[Exercise goal]
The answer must be one number: how many lines in the data below include the string "banget".

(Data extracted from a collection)

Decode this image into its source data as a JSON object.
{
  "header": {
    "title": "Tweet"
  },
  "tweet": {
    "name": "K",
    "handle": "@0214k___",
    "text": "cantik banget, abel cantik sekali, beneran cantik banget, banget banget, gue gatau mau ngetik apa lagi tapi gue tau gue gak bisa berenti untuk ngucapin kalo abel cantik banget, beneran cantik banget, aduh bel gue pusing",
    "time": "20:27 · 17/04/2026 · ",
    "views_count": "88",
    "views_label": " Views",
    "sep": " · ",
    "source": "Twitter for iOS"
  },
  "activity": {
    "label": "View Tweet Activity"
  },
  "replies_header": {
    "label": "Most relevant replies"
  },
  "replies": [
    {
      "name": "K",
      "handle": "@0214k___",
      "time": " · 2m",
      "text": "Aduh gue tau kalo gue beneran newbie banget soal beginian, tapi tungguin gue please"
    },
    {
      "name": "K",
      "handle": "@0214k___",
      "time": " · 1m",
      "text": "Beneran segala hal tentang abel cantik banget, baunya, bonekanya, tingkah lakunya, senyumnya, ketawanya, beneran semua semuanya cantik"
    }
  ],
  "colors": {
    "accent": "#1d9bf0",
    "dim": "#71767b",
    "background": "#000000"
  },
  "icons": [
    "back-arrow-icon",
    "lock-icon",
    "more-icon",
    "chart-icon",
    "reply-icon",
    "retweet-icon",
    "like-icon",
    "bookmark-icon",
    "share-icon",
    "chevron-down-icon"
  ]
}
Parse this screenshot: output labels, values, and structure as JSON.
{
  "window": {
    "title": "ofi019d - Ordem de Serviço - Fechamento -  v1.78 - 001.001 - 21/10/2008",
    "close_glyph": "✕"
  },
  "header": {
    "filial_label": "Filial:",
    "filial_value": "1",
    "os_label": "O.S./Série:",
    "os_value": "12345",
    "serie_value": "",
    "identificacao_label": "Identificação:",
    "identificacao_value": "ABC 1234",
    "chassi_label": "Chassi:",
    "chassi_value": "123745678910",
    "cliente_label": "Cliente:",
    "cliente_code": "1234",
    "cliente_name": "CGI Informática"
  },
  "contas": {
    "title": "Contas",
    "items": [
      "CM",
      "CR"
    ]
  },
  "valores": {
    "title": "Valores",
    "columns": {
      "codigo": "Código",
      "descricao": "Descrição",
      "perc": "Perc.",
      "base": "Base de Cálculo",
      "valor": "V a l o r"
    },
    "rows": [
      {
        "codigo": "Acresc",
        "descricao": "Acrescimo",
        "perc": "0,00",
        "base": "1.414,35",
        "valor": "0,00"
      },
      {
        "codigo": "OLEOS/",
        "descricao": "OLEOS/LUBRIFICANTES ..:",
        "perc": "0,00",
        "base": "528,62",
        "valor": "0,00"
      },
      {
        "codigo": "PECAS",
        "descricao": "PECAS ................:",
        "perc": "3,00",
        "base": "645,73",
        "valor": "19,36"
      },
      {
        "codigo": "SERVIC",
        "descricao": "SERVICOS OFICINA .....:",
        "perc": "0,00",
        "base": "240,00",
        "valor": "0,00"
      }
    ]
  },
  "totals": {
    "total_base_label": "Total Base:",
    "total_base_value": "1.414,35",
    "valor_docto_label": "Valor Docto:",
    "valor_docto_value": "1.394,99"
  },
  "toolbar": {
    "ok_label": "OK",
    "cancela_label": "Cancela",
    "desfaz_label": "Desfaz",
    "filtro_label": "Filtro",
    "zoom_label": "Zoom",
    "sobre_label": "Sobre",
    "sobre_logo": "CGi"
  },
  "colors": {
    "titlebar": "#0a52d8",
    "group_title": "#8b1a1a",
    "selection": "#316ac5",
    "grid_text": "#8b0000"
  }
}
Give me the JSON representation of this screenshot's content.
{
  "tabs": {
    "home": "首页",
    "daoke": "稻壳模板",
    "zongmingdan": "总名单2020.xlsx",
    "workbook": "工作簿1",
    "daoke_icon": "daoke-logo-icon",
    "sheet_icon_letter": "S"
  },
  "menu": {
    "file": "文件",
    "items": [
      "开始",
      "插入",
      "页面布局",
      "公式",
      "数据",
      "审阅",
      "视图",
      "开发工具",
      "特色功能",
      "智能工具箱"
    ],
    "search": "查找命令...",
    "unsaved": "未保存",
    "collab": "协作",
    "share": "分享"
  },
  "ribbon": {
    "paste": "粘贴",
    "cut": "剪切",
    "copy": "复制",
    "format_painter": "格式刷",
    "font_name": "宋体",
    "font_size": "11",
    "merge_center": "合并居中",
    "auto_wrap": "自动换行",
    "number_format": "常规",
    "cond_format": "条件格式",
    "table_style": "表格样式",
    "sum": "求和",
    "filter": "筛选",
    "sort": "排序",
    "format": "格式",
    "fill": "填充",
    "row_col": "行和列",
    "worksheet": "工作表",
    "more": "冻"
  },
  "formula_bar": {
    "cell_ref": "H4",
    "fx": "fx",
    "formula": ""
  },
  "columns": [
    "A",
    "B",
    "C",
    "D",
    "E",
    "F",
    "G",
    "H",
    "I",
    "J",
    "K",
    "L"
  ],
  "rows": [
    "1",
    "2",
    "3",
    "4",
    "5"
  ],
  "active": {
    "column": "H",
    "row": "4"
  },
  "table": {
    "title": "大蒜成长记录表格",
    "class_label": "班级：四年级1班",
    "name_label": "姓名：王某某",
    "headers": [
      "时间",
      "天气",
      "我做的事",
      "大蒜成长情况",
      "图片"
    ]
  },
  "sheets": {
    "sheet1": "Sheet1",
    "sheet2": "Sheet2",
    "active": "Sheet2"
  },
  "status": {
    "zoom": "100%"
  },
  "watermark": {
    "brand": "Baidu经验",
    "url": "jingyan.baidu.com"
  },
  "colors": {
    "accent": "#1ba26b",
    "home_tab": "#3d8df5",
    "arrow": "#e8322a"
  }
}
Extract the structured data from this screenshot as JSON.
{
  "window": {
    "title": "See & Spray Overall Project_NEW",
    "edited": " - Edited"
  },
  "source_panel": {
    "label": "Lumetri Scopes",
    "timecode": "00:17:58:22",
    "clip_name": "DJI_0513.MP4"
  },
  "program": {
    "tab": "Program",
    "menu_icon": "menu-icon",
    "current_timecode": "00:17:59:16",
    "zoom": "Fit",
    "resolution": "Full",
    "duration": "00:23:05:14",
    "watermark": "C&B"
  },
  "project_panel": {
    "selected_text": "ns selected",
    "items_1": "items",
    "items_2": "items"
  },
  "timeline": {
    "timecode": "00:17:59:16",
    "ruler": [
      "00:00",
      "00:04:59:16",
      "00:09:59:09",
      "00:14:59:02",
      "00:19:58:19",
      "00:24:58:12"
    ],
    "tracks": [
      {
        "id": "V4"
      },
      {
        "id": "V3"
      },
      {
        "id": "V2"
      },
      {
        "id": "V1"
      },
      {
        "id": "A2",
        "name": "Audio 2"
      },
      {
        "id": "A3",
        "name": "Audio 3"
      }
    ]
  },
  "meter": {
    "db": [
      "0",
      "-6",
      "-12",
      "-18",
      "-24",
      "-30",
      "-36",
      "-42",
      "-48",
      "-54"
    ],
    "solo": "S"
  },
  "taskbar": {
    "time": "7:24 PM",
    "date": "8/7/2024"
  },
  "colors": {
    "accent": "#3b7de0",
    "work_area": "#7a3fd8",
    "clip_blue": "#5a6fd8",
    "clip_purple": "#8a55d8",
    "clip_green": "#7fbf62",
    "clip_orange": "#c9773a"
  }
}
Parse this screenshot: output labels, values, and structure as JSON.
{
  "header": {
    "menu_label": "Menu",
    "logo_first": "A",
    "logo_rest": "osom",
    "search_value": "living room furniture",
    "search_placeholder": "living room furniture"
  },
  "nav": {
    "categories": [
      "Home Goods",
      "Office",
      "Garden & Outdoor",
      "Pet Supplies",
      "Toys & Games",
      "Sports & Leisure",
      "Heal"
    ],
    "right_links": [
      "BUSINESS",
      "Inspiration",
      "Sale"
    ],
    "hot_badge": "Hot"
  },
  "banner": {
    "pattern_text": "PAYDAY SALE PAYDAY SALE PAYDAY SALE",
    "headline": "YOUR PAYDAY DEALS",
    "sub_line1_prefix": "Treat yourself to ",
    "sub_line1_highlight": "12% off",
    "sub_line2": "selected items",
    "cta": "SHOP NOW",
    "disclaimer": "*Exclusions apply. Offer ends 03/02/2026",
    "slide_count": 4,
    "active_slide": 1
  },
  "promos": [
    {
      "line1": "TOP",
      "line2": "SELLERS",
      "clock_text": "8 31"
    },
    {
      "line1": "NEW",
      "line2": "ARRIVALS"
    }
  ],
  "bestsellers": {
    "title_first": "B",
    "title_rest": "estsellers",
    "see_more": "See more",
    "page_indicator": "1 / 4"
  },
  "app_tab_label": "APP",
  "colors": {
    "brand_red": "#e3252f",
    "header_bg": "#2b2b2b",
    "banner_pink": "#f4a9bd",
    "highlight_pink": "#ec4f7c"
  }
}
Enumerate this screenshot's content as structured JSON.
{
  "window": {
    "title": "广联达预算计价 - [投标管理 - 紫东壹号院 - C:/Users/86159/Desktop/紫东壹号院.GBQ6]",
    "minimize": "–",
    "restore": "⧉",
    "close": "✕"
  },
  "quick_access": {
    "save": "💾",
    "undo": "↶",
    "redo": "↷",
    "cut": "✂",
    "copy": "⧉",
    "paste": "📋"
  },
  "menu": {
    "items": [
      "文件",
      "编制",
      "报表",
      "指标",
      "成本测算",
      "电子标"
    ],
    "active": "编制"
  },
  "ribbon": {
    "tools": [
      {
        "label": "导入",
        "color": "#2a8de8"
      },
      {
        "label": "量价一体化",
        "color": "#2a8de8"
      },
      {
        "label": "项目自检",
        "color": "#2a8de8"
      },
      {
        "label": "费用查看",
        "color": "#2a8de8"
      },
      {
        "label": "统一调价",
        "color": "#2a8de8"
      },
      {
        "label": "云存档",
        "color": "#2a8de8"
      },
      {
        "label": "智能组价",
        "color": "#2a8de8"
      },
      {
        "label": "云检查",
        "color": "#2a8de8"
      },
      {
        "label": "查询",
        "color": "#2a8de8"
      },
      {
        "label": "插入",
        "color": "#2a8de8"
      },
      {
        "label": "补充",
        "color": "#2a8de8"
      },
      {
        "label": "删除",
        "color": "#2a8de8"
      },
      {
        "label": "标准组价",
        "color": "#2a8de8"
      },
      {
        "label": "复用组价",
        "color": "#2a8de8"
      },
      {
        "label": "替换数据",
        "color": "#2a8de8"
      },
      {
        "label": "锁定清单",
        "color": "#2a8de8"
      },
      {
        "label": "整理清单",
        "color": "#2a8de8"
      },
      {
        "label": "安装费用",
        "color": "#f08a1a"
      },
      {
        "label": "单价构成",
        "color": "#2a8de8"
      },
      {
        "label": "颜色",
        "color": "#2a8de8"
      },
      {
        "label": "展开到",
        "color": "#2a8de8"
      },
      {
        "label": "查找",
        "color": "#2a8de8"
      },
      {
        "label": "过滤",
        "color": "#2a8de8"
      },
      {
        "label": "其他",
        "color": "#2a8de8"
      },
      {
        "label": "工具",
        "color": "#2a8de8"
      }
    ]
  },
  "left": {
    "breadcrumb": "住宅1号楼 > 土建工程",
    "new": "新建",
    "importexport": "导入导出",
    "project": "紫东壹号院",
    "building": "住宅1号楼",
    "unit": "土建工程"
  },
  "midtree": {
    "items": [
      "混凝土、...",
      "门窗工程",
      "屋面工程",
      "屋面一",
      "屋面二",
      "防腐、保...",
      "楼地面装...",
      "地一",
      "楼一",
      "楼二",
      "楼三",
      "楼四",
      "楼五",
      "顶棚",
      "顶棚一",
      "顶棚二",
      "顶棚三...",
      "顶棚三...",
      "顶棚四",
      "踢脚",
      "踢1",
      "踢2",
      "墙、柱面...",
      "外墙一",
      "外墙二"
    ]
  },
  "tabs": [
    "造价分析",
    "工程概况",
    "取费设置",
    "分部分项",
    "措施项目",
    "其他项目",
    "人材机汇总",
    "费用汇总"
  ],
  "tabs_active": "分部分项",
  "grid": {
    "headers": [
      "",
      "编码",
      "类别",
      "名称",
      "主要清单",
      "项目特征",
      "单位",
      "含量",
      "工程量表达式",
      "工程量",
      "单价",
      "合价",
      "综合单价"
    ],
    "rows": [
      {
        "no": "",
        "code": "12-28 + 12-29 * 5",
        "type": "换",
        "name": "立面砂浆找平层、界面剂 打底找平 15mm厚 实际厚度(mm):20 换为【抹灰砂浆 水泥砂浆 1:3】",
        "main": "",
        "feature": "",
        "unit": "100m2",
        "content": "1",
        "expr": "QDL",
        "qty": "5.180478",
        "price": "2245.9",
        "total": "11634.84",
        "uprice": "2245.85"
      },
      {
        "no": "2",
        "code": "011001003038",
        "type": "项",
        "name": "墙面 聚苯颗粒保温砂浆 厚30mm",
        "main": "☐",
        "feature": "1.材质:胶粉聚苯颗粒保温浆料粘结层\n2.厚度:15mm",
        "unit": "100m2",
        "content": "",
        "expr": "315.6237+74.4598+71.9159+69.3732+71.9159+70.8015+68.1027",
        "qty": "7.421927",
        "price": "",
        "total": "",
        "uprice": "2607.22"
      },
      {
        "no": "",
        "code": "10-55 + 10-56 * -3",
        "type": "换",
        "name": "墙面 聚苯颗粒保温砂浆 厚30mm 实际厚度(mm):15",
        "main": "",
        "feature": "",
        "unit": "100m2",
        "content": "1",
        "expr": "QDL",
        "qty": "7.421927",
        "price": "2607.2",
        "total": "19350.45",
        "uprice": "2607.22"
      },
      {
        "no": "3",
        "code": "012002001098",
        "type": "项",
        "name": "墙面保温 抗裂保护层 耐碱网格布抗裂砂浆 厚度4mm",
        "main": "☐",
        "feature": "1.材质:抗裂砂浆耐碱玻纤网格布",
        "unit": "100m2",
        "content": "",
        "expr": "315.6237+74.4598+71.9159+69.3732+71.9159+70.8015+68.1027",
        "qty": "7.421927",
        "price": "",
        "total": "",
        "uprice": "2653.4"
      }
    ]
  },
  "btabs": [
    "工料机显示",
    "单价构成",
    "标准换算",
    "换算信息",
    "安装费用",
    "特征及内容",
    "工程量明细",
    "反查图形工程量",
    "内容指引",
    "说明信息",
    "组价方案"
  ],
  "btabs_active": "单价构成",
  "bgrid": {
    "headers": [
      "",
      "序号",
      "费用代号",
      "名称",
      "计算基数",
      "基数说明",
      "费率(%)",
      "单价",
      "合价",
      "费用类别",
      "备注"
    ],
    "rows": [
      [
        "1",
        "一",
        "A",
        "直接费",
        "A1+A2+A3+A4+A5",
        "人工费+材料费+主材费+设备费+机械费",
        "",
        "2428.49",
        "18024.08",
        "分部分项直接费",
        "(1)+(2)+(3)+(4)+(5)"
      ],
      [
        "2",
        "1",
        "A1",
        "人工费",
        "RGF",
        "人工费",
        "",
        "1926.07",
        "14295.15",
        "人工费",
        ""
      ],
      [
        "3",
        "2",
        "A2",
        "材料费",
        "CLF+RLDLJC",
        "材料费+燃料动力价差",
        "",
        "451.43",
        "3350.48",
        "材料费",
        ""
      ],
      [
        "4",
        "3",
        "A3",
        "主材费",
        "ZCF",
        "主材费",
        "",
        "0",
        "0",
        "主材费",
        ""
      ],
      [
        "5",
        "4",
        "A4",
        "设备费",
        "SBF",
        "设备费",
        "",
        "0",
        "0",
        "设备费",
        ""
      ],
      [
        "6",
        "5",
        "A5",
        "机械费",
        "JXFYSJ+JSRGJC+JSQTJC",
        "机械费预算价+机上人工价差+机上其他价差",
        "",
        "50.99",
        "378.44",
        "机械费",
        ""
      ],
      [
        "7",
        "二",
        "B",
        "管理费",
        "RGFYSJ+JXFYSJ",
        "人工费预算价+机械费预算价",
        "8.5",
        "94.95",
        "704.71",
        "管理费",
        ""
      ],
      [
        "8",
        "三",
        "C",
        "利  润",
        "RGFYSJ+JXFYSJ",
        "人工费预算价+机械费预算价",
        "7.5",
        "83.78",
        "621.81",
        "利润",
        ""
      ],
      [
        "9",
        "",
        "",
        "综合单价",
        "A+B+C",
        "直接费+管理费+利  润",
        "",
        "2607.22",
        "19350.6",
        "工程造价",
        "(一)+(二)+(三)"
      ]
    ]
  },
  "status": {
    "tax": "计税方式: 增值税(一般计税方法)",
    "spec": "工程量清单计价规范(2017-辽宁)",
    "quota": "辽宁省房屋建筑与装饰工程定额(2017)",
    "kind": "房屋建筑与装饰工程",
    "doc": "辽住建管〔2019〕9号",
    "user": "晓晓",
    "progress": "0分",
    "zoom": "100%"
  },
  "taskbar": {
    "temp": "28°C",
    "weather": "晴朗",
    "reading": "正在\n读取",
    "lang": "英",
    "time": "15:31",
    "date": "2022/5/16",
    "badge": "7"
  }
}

[Solution to the problem]
3